I have heard many of those stories in the last several weeks as I’ve traveled from place to place in connection with my new biography of Golda Meir. Women who pick me up at the airport or drive me to my hotel after an evening’s event invariably begin to talk about the latest accusations and then slip back in memory to their own experiences. One woman who had raised her children and then begun a promising business career at a prosperous firm, wept as she spoke about the boss who made it clear that if she didn’t give in to his sexual demands, she’d get no place in their company. She didn’t give in, found herself passed over for promotions and finally left, without a letter of recommendation. For others the misbehavior was more subtle: “accidental” pats on the backside, unwanted shoulder rubs, crude questions asked about sexual conduct.
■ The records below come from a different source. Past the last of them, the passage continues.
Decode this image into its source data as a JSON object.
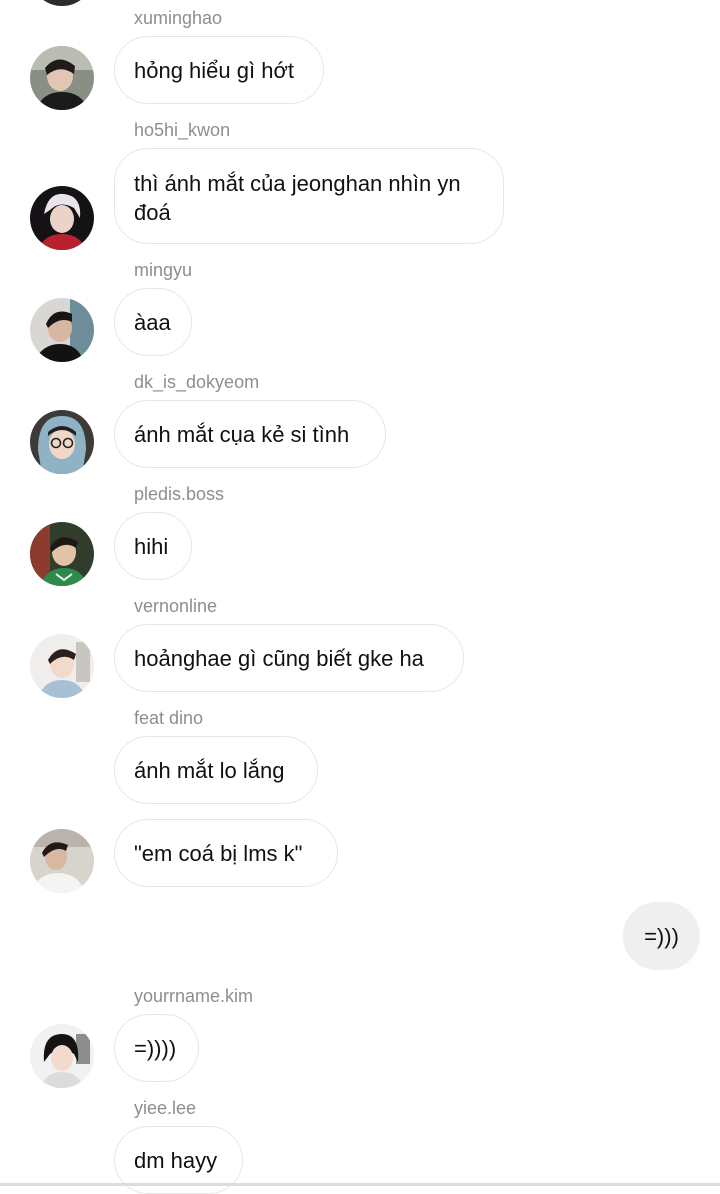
{
  "messages": [
    {
      "username": "xuminghao",
      "text": "hỏng hiểu gì hớt",
      "avatar_icon": "profile-photo-icon"
    },
    {
      "username": "ho5hi_kwon",
      "text": "thì ánh mắt của jeonghan nhìn yn đoá",
      "avatar_icon": "profile-photo-icon"
    },
    {
      "username": "mingyu",
      "text": "àaa",
      "avatar_icon": "profile-photo-icon"
    },
    {
      "username": "dk_is_dokyeom",
      "text": "ánh mắt cụa kẻ si tình",
      "avatar_icon": "profile-photo-icon"
    },
    {
      "username": "pledis.boss",
      "text": "hihi",
      "avatar_icon": "profile-photo-icon"
    },
    {
      "username": "vernonline",
      "text": "hoảnghae gì cũng biết gke ha",
      "avatar_icon": "profile-photo-icon"
    },
    {
      "username": "feat dino",
      "text": "ánh mắt lo lắng",
      "avatar_icon": "profile-photo-icon"
    },
    {
      "username": "",
      "text": "\"em coá bị lms k\"",
      "avatar_icon": "profile-photo-icon"
    },
    {
      "username": "",
      "text": "=)))",
      "sent": true
    },
    {
      "username": "yourrname.kim",
      "text": "=))))",
      "avatar_icon": "profile-photo-icon"
    },
    {
      "username": "yiee.lee",
      "text": "dm hayy",
      "avatar_icon": "profile-photo-icon"
    }
  ],
  "colors": {
    "background": "#ffffff",
    "username": "#8e8e8e",
    "bubble_border": "#e6e6e6",
    "sent_bubble": "#efefef",
    "text": "#111111"
  }
}
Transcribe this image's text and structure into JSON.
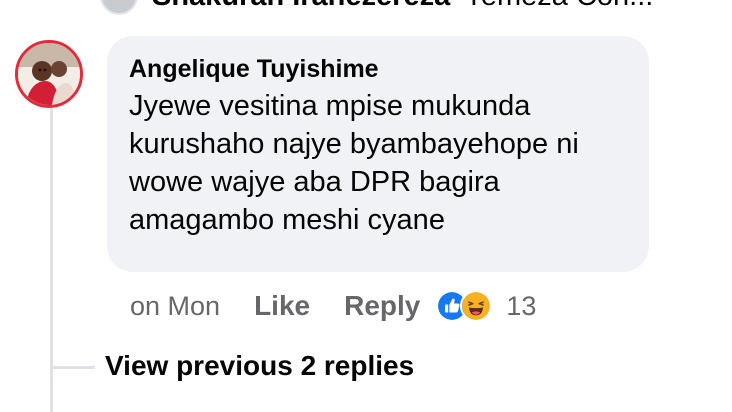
{
  "previous_comment": {
    "author": "Shakurah Iranezereza",
    "text": "Yemeza Con..."
  },
  "comment": {
    "author": "Angelique Tuyishime",
    "text": "Jyewe vesitina mpise mukunda kurushaho najye byambayehope ni wowe wajye aba DPR bagira amagambo meshi cyane",
    "timestamp": "on Mon",
    "like_label": "Like",
    "reply_label": "Reply",
    "reactions": {
      "icons": [
        "like-reaction-icon",
        "haha-reaction-icon"
      ],
      "count": "13"
    }
  },
  "view_previous_replies": "View previous 2 replies",
  "colors": {
    "bubble": "#f0f2f5",
    "meta_text": "#65676b",
    "like_blue": "#1877f2",
    "haha_yellow": "#f7b125",
    "thread_line": "#dfe1e5"
  }
}
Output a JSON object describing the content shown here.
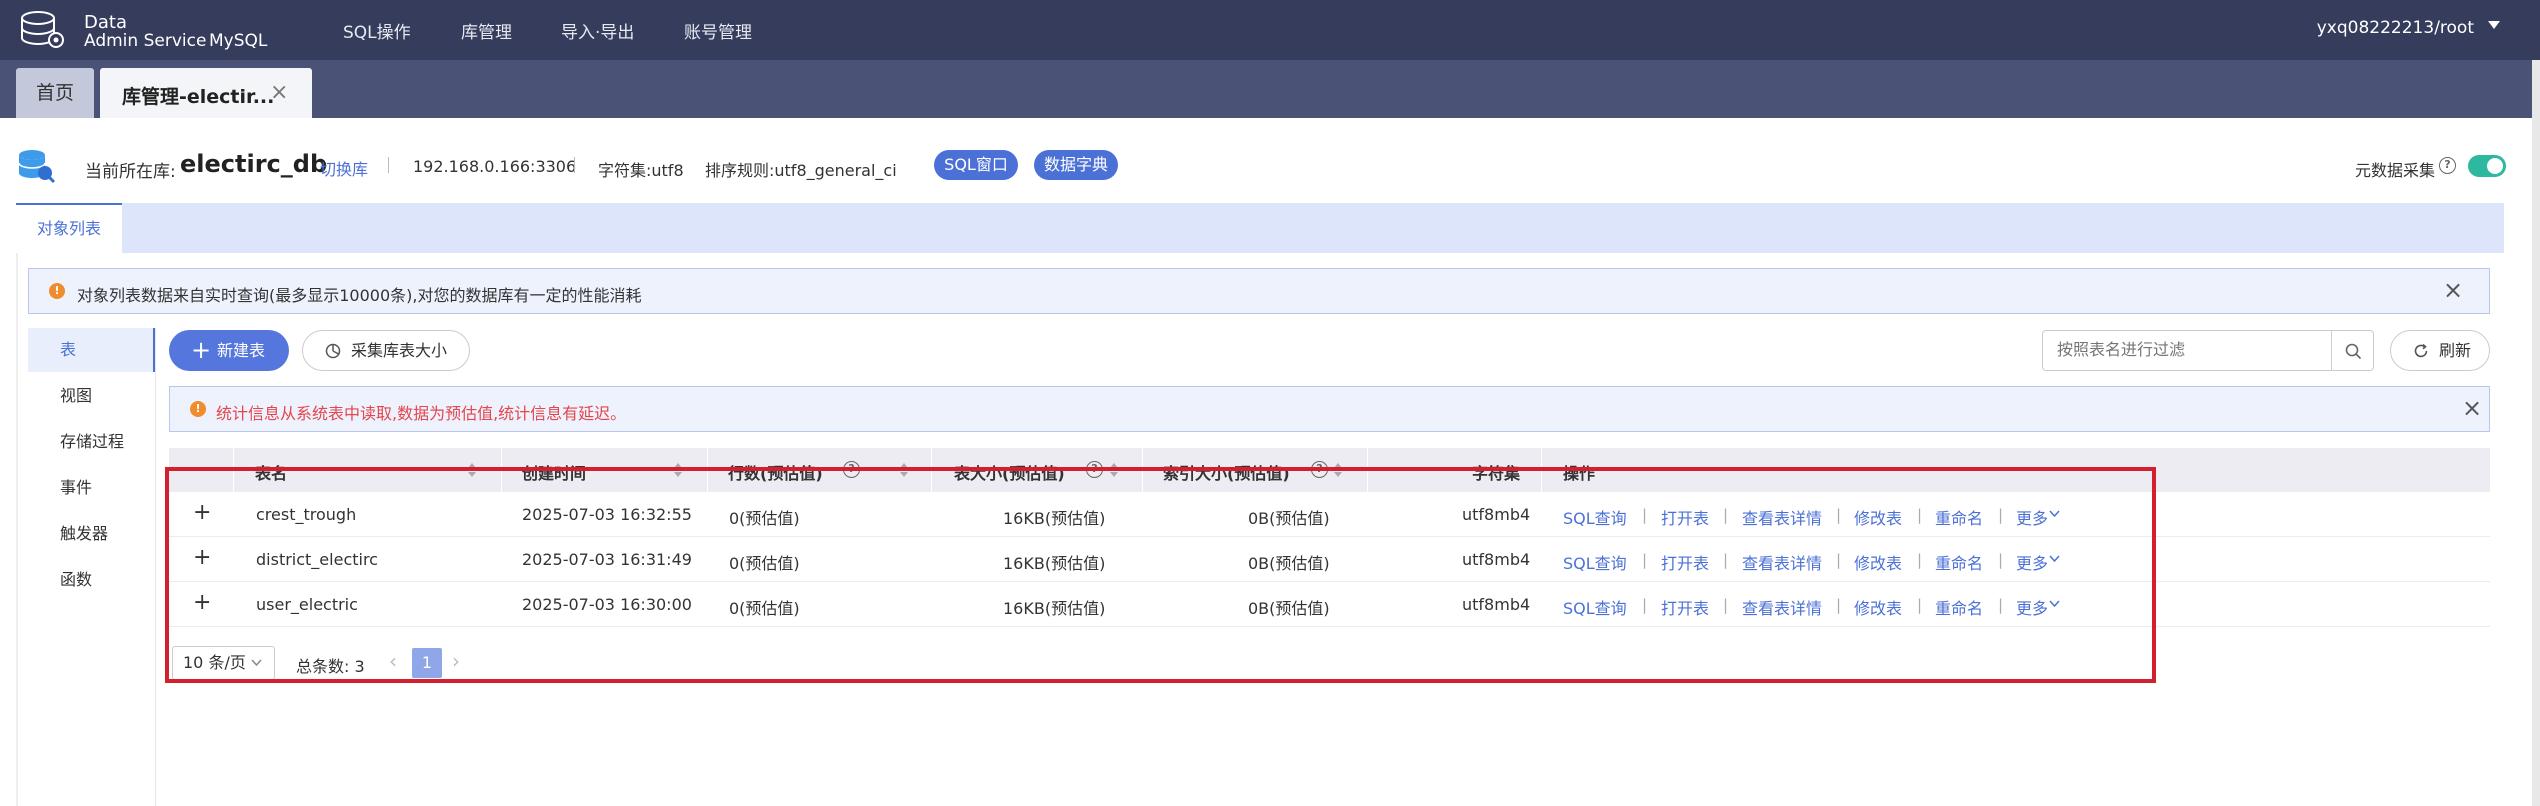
{
  "topbar": {
    "logo_line1": "Data",
    "logo_line2": "Admin Service",
    "logo_line3": "MySQL",
    "nav": [
      "SQL操作",
      "库管理",
      "导入·导出",
      "账号管理"
    ],
    "user": "yxq08222213/root"
  },
  "tabs": {
    "home": "首页",
    "active": "库管理-electir...",
    "close": "×"
  },
  "dbinfo": {
    "current_label": "当前所在库:",
    "db_name": "electirc_db",
    "switch_label": "切换库",
    "host": "192.168.0.166:3306",
    "charset": "字符集:utf8",
    "collation": "排序规则:utf8_general_ci",
    "sql_window": "SQL窗口",
    "data_dict": "数据字典",
    "metadata_label": "元数据采集",
    "metadata_enabled": true
  },
  "object_tab": "对象列表",
  "alert1": "对象列表数据来自实时查询(最多显示10000条),对您的数据库有一定的性能消耗",
  "sidemenu": [
    "表",
    "视图",
    "存储过程",
    "事件",
    "触发器",
    "函数"
  ],
  "toolbar": {
    "new_table": "新建表",
    "collect_size": "采集库表大小",
    "search_placeholder": "按照表名进行过滤",
    "refresh": "刷新"
  },
  "alert2": "统计信息从系统表中读取,数据为预估值,统计信息有延迟。",
  "table": {
    "headers": [
      "表名",
      "创建时间",
      "行数(预估值)",
      "表大小(预估值)",
      "索引大小(预估值)",
      "字符集",
      "操作"
    ],
    "rows": [
      {
        "name": "crest_trough",
        "created": "2025-07-03 16:32:55",
        "rows": "0(预估值)",
        "size": "16KB(预估值)",
        "index": "0B(预估值)",
        "charset": "utf8mb4"
      },
      {
        "name": "district_electirc",
        "created": "2025-07-03 16:31:49",
        "rows": "0(预估值)",
        "size": "16KB(预估值)",
        "index": "0B(预估值)",
        "charset": "utf8mb4"
      },
      {
        "name": "user_electric",
        "created": "2025-07-03 16:30:00",
        "rows": "0(预估值)",
        "size": "16KB(预估值)",
        "index": "0B(预估值)",
        "charset": "utf8mb4"
      }
    ],
    "actions": [
      "SQL查询",
      "打开表",
      "查看表详情",
      "修改表",
      "重命名",
      "更多"
    ]
  },
  "pager": {
    "page_size": "10 条/页",
    "total": "总条数: 3",
    "current": "1"
  },
  "colors": {
    "topbar": "#353c5c",
    "accent": "#4c71d6",
    "warning_text": "#e5454c",
    "highlight": "#d4202e"
  }
}
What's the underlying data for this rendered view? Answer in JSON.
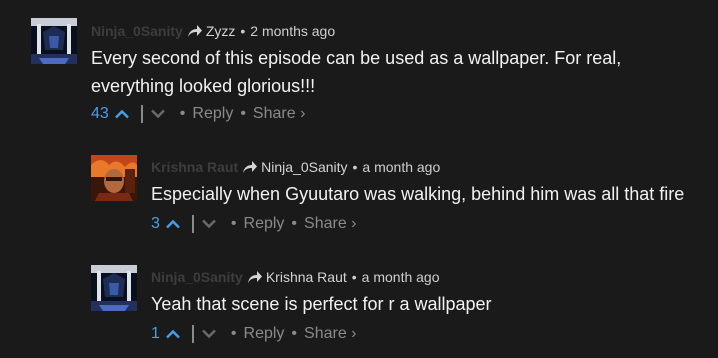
{
  "colors": {
    "background": "#1a1a1a",
    "author": "#3d3d3d",
    "count": "#4a9ee8",
    "muted": "#8a8a8a",
    "text": "#f2f2f2"
  },
  "comments": [
    {
      "author": "Ninja_0Sanity",
      "reply_to": "Zyzz",
      "time": "2 months ago",
      "body_line1": "Every second of this episode can be used as a wallpaper. For real,",
      "body_line2": "everything looked glorious!!!",
      "upvotes": "43",
      "reply_label": "Reply",
      "share_label": "Share ›",
      "avatar_icon": "ninja-avatar"
    },
    {
      "author": "Krishna Raut",
      "reply_to": "Ninja_0Sanity",
      "time": "a month ago",
      "body_line1": "Especially when Gyuutaro was walking, behind him was all that fire",
      "upvotes": "3",
      "reply_label": "Reply",
      "share_label": "Share ›",
      "avatar_icon": "fire-avatar"
    },
    {
      "author": "Ninja_0Sanity",
      "reply_to": "Krishna Raut",
      "time": "a month ago",
      "body_line1": "Yeah that scene is perfect for r a wallpaper",
      "upvotes": "1",
      "reply_label": "Reply",
      "share_label": "Share ›",
      "avatar_icon": "ninja-avatar"
    }
  ],
  "separator_dot": "•"
}
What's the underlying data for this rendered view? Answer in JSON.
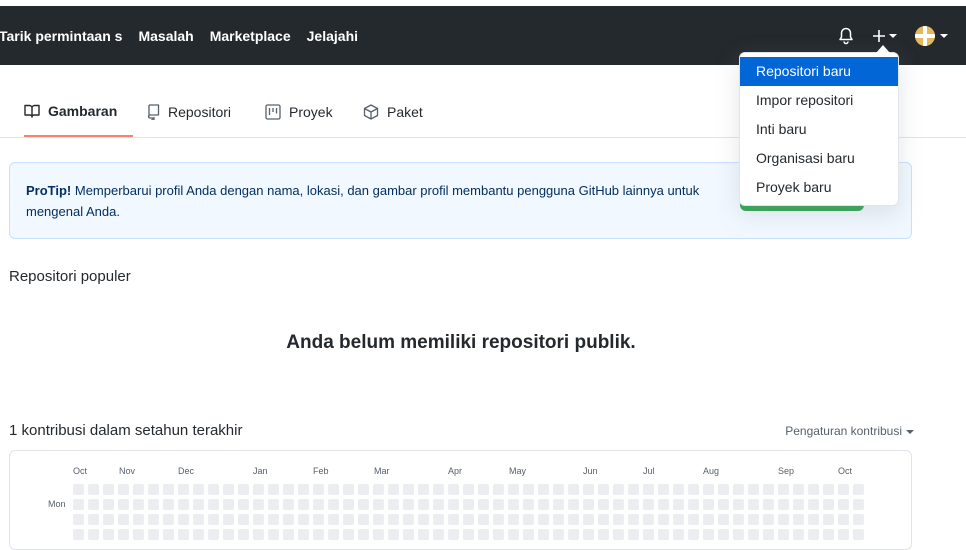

I have my own stories, fewer at work than at school. There was my adviser in the graduate school I attended, a famous art historian, who, literally, chased me around his desk, drooling at the mouth, desiring, he said, only a kiss on the lips. Luckily I was faster — he was 80; I was 20. Or the professor who couldn’t keep his hands to himself when he met with female students to discuss their forthcoming seminar reports. “You’re next,” a classmate said to me ruefully as she left his office, disheveled from having fended him off, upset about what that would do to her grade.
Why didn’t we speak out? Why didn’t we report the behavior, to the head of a school or the CEO of a company? In part, because we cared about the grade or the promotion we had worked so hard to achieve and feared retribution by the abuser. In part, because we knew in our hearts that it was useless to register a complaint. Chances were we would not be believed, or even if believed, shrugged off, laughed at or possibly placated, but never vindicated. Long after the women’s movement of the 1970s changed society in myriad ways, a conspiracy of silence continued to envelop sexual misconduct, whether in the classroom or Congress. The offenders had the power; their victims didn’t, and that made all the difference.
To be sure, there are varying degrees of sexual abuse: Al Franken’s alleged groping behavior, for which he has apologized, does not equal Roy Moore’s alleged assault of teenage girls. Nor do most of us feel gleeful about the fall of someone whom we admired in other ways — I’m sorry that Charlie Rose’s career has come to an abrupt halt, sad that Louis C.K. has been silenced. But it is hard to maintain a firm line of distinction between one form of sexual misbehavior and another, because none of it is acceptable.
Hannah, the Maccabean sister, demonstrated great strength in her act of defiance against the Syrian rulers, but even she had to rely on her brothers for salvation. Today’s women have taken control of their own lives and are standing up for themselves. And now that the floodgates have been opened there’s no shutting them again.